Michael J. Astrauskas, Arizona State University
This entry is part of the CFHSS’s VP Equity Issues series on diversity, creativity and innovation / diversité, innovation et créativité
To see a whiteboard at the front of the class, students with severe visual impairment typically use a monocular for far-sight viewing. This provides a greatly magnified but a very narrow field of view of the board. In addition to the monocular, they might need to use their glasses for note-taking (i.e. near-sight viewing). As these students take notes in class, they must repeatedly switch back and forth between the whiteboard and their notes, incurring a so-called board-note-board (BNB) delay. This delay limits the speed at which students can take their notes. In fast-paced classes, this delay prevents them from being able to take comprehensive notes, often useful in improving retention, and puts these students at a disadvantage compared to their fully sighted peers.
In Fall of 2007, David Hayden, an undergraduate student who is legally blind, added a mathematics major to his computer science major. He previously had compensated for his limited pace of note-taking by spending extra time with his textbook outside of class. However, when he reached his senior year, he found that his math courses depended solely on the lectures (where a single lecture would often fill a dozen whiteboards) and had no textbooks to fall back on. In compliance with the Americans with Disabilities Act (ADA), ASU allowed David to receive copies of his classmate's notes. However, David found that notes taken by other students were “as foreign as a textbook, and less legible”. Unable to keep up, David sadly dropped his math courses.
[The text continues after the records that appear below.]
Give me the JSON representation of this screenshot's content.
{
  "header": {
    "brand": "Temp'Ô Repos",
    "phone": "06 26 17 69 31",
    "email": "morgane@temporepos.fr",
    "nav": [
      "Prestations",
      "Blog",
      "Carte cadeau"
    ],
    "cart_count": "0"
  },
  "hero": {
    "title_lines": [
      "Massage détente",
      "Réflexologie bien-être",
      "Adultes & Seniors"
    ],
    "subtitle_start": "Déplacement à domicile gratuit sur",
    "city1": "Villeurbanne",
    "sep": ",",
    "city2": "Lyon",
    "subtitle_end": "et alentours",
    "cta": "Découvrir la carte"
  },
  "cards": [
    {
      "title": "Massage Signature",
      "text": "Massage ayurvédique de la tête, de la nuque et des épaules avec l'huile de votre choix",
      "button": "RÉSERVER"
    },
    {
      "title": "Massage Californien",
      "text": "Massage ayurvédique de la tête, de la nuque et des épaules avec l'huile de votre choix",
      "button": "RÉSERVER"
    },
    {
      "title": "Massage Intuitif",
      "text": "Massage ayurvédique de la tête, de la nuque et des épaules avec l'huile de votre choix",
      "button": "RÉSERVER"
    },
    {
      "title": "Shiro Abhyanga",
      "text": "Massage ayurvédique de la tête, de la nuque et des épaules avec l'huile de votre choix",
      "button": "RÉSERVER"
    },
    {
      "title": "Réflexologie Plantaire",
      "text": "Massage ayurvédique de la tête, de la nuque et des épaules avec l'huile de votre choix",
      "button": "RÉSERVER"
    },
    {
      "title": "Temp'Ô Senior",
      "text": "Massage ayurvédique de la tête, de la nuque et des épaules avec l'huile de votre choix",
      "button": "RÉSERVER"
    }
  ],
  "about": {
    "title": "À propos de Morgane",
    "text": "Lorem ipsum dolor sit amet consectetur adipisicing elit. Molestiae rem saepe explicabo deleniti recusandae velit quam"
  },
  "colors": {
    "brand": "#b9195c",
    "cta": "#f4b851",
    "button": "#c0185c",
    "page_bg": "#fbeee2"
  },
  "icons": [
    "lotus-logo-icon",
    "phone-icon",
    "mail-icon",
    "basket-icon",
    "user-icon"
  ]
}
David then heard of CUbiC’s research on creating assistive technologies for people who are blind or visually impaired. He volunteered his time in the lab and began brainstorming with John Black about a solution to his note-taking problem. Based on the ideas, he built the first prototype of a system he called, “the Note-taker”, using a commercial camcorder, a USB-controlled pan-tilt device, a clamp from Walmart, and a Tablet PC. He wrote Tablet PC software that allowed him to view live zoomed-in video on the surface of a Tablet PC (using onscreen buttons to control the camera) and take digital notes with a stylus using Microsoft OneNote. He then re-registered for the same three senior math courses, he had dropped earlier, and (using the Note-Taker to take notes) earned an “A” in all three classes.
Watch video, “Blind Ambition.”
David and John then submitted a grant proposal to the National Science Foundation’s Research in Disabilities Education program, and were funded for two years to further develop the Note-Taker. A development team then joined David to build a second-generation pan/tilt/zoom camera prototype using robotics components and an industrial camera with 36x optical zoom. The team developed an easy-to-use gesture-based touch interface that allowed the user to control the pan, tilt, and zoom of the camera, while taking notes in Microsoft OneNote. This prototype was presented in the “Touch and Tablet” category of the 2010 Microsoft Imagine Cup Competition, and bagged the first prize in the world finals in Warsaw, Poland.
The team was encouraged by Microsoft to enter the Imagine Cup again in 2011 in the more competitive Software Design category.
With additional feedback from user studies the software was further improved, and a third-generation pan/tilt/zoom camera prototype was designed. In April, the development team behind this prototype went on to claim the top spot in the 2011 Microsoft Imagine Cup US finals. The team next represented the nation in the 2011 Microsoft Imagine Cup Worldwide finals in July 2011 at New York City, competing against teams from over 66 nations, and finished as the worldwide runner-up in this prestigious competition.
During the first year of the grant period, the team included Andrew Kelley (CS), Michael Rush (CS), Michael J. Astrauskas (EE), and Liqing Zhou (Product Design). During the second year the team included Qian Yan (Product Design), Shashank Srinivas (CS) and Parth Pandya (CS).
Michael J. Astrauskas is with the Center for Cognitive Ubiquitous Computing (CUbiC) at the University of Arizona.